The project’s development phase is falling behind schedule by at least a year, according to the Government Accountability Office. The lag is “due to staffing shortfalls, delays with clearance processing, and classified information technology infrastructure challenges,” the GAO said in its annual assessment of major weapons programs.
The Senate Armed Services Committee outlined the need for oversight of the project in its version of the 2024 defense authorization measure. The Senate and House still have to negotiate the final version.
“Despite reaching Milestone B (Engineering and Manufacturing Development) in 2020, the Air Force has yet to produce a reliable master schedule for the Sentinel Intercontinental Ballistic Missile (ICBM) program,” the committee wrote in the bill report. “The program contractor is expecting substantial schedule delays and cost growth. This schedule and cost uncertainty has ripple effects on the transition from the Minuteman III (MMIII) to the Sentinel ICBM.”
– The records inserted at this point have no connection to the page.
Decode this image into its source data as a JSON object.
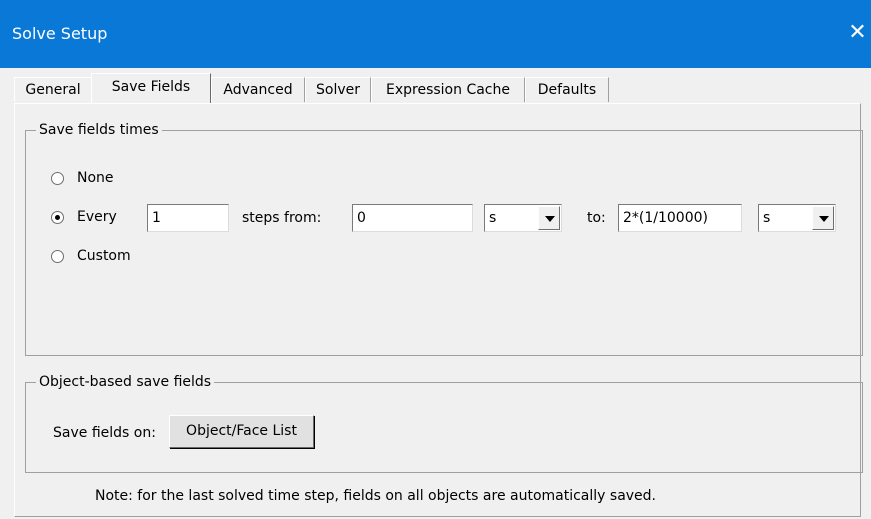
{
  "window": {
    "title": "Solve Setup",
    "close_glyph": "✕"
  },
  "tabs": [
    {
      "label": "General"
    },
    {
      "label": "Save Fields"
    },
    {
      "label": "Advanced"
    },
    {
      "label": "Solver"
    },
    {
      "label": "Expression Cache"
    },
    {
      "label": "Defaults"
    }
  ],
  "active_tab": "Save Fields",
  "save_fields_times": {
    "group_label": "Save fields times",
    "options": {
      "none": "None",
      "every": "Every",
      "custom": "Custom"
    },
    "selected": "Every",
    "every_value": "1",
    "steps_from_label": "steps from:",
    "from_value": "0",
    "from_unit": "s",
    "to_label": "to:",
    "to_value": "2*(1/10000)",
    "to_unit": "s"
  },
  "object_based": {
    "group_label": "Object-based save fields",
    "save_on_label": "Save fields on:",
    "button_label": "Object/Face List"
  },
  "note": "Note: for the last solved time step, fields on all objects are automatically saved."
}
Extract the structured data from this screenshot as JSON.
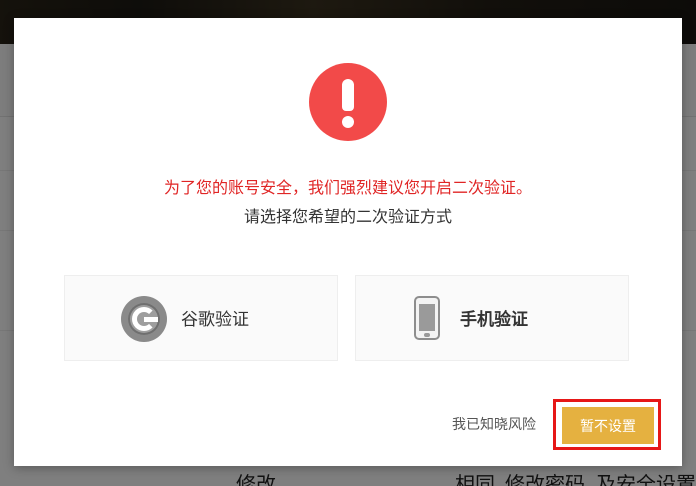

Hundreds of Silos
The transition from the Minuteman III fleet, estimated to last almost 10 years, “will be a lengthy and complicated process involving, among other things, real estate purchases, construction, deconstruction, removal and installation of equipment, and nuclear certification,” the panel added. The construction phase alone is estimated at $8.7 billion, the Pentagon said in its latest Selected Acquisition Report.
The project would span five states and will involve placing the new Sentinel ICBMs in 400 silos and multiple ground launch centers across three missile wings: F.E. Warren Air Force Base, Wyoming; Malmstrom Air Force Base, Montana; and Minot Air Force Base, North Dakota. It would occur year round with thousands of construction workers laboring in summer and during the harsh northern winters, according to the Senate aide.
Pentagon officials had no immediate response to a request for comment.